Federal File: Teaching for dollars?; Gentleman’s C for Bush; Diplomatic Ties

September 26, 1990 1 min read

Arguing that boosting teachers’ pay would not solve America’s education problems, Vice President Dan Quayle said last week that teachers should be motivated by idealism rather than materialism.

“Quite frankly, teachers are the only profession that teach our children,” Mr. Quayle said at a luncheon at the Hudson Institute, a conservative think tank. “It is a unique profession,” he said, “and, by golly, I hope that when they go into the teaching field that they do have that zeal and they do have that mission and they do believe in teaching our kids, and they’re not getting into this just as a job or a way to put food on the table.”

President Bush gets an A, for rhetoric but a C for action when it comes to education, Allan W. Ostar, president of the American Association of State” Colleges and Universities, told reporters last week.

Robert H. Atwell, president of the American Council on Education, and Richard F. Rosser, president of the National Association of Independent Colleges and Universities, joined Mr. Ostar in giving Mr. Bush a C and said the lukewarm assessment resulted from the Administration’s lack of an education policy.
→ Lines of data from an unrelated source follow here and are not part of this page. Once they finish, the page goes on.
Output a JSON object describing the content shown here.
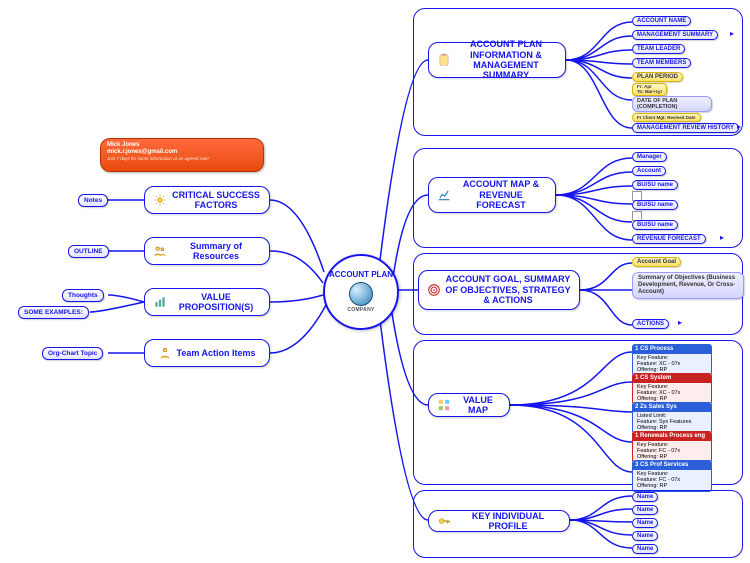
{
  "center": {
    "title": "ACCOUNT PLAN",
    "company": "COMPANY"
  },
  "contact": {
    "name": "Mick Jones",
    "email": "mick.r.jones@gmail.com",
    "note": "Just 7 days for some information at an agreed rate!"
  },
  "left": {
    "csf": {
      "title": "CRITICAL SUCCESS FACTORS",
      "child": "Notes"
    },
    "sor": {
      "title": "Summary of Resources",
      "child": "OUTLINE"
    },
    "vp": {
      "title": "VALUE PROPOSITION(S)",
      "child1": "Thoughts",
      "child2": "SOME EXAMPLES:"
    },
    "tai": {
      "title": "Team Action Items",
      "child": "Org-Chart Topic"
    }
  },
  "right": {
    "apims": {
      "title": "ACCOUNT PLAN INFORMATION & MANAGEMENT SUMMARY",
      "items": [
        "ACCOUNT NAME",
        "MANAGEMENT SUMMARY",
        "TEAM LEADER",
        "TEAM MEMBERS",
        "PLAN PERIOD",
        "DATE OF PLAN (COMPLETION)",
        "MANAGEMENT REVIEW HISTORY"
      ],
      "plan_period_sub": [
        "Fr: Apr",
        "To: Mar+1yr"
      ],
      "date_sub": "Fr Client Mgt: Revised Date"
    },
    "amrf": {
      "title": "ACCOUNT MAP & REVENUE FORECAST",
      "items": [
        "Manager",
        "Account",
        "BU/SU name",
        "BU/SU name",
        "BU/SU name",
        "REVENUE FORECAST"
      ]
    },
    "agsosa": {
      "title": "ACCOUNT GOAL, SUMMARY OF OBJECTIVES, STRATEGY & ACTIONS",
      "goal": "Account Goal",
      "summary": "Summary of Objectives (Business Development, Revenue, Or Cross-Account)",
      "actions": "ACTIONS"
    },
    "vmap": {
      "title": "VALUE MAP",
      "items": [
        {
          "n": "1",
          "t": "CS Process",
          "c": "blue",
          "l": "Key Feature:\nFeature: XC - 07x\nOffering: RP"
        },
        {
          "n": "1",
          "t": "CS System",
          "c": "red",
          "l": "Key Feature:\nFeature: XC - 07x\nOffering: RP"
        },
        {
          "n": "2",
          "t": "Zs Sales Sys",
          "c": "blue",
          "l": "Listed Limit:\nFeature: Sys Features\nOffering: RP"
        },
        {
          "n": "1",
          "t": "Renewals Process eng",
          "c": "red",
          "l": "Key Feature:\nFeature: FC - 07x\nOffering: RP"
        },
        {
          "n": "3",
          "t": "CS Prof Services",
          "c": "blue",
          "l": "Key Feature:\nFeature: FC - 07x\nOffering: RP"
        }
      ]
    },
    "kip": {
      "title": "KEY INDIVIDUAL PROFILE",
      "items": [
        "Name",
        "Name",
        "Name",
        "Name",
        "Name"
      ]
    }
  },
  "chart_data": {
    "type": "mindmap",
    "root": "ACCOUNT PLAN",
    "children": [
      {
        "side": "left",
        "label": "CRITICAL SUCCESS FACTORS",
        "children": [
          "Notes"
        ]
      },
      {
        "side": "left",
        "label": "Summary of Resources",
        "children": [
          "OUTLINE"
        ]
      },
      {
        "side": "left",
        "label": "VALUE PROPOSITION(S)",
        "children": [
          "Thoughts",
          "SOME EXAMPLES:"
        ]
      },
      {
        "side": "left",
        "label": "Team Action Items",
        "children": [
          "Org-Chart Topic"
        ]
      },
      {
        "side": "right",
        "label": "ACCOUNT PLAN INFORMATION & MANAGEMENT SUMMARY",
        "children": [
          "ACCOUNT NAME",
          "MANAGEMENT SUMMARY",
          "TEAM LEADER",
          "TEAM MEMBERS",
          "PLAN PERIOD",
          "DATE OF PLAN (COMPLETION)",
          "MANAGEMENT REVIEW HISTORY"
        ]
      },
      {
        "side": "right",
        "label": "ACCOUNT MAP & REVENUE FORECAST",
        "children": [
          "Manager",
          "Account",
          "BU/SU name",
          "BU/SU name",
          "BU/SU name",
          "REVENUE FORECAST"
        ]
      },
      {
        "side": "right",
        "label": "ACCOUNT GOAL, SUMMARY OF OBJECTIVES, STRATEGY & ACTIONS",
        "children": [
          "Account Goal",
          "Summary of Objectives (Business Development, Revenue, Or Cross-Account)",
          "ACTIONS"
        ]
      },
      {
        "side": "right",
        "label": "VALUE MAP",
        "children": [
          "1 CS Process",
          "1 CS System",
          "2 Zs Sales Sys",
          "1 Renewals Process eng",
          "3 CS Prof Services"
        ]
      },
      {
        "side": "right",
        "label": "KEY INDIVIDUAL PROFILE",
        "children": [
          "Name",
          "Name",
          "Name",
          "Name",
          "Name"
        ]
      }
    ]
  }
}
The higher-education officials handed down their judgment at a luncheon with education reporters.

Robert Rosenzweig, president of the American Association of Universities, did not assign a letter grade but said he would give the President a slightly higher mark because of his emphasis on science and research.

The association presidents declined to grade Secretary of Education Lauro F. Cavazos, saying they wanted to hold the whole Bush Adminstration accountable.
But they said Mr. Cavazos was light-years ahead of former Secretary William J. Bennett when it came to maintaining contact with education associations.
Mr. Rosenzweig said higher-education officials view the upcoming reauthorization of the Higher Education Act as a critical test for the Secretary.

Mr. Cavazos hosted a half-American nations last week at a ceremony in honor of Hispanic Heritage Month, which runs into mid-October.

Jaime Ojeda, Spain’s ambassador to the United States, was the keynote speaker at the Education Department observance.--jm & mp

A version of this article appeared in the September 26, 1990 edition of Education Week as Federal File: Teaching for dollars?; Gentleman’s C for Bush; Diplomatic Ties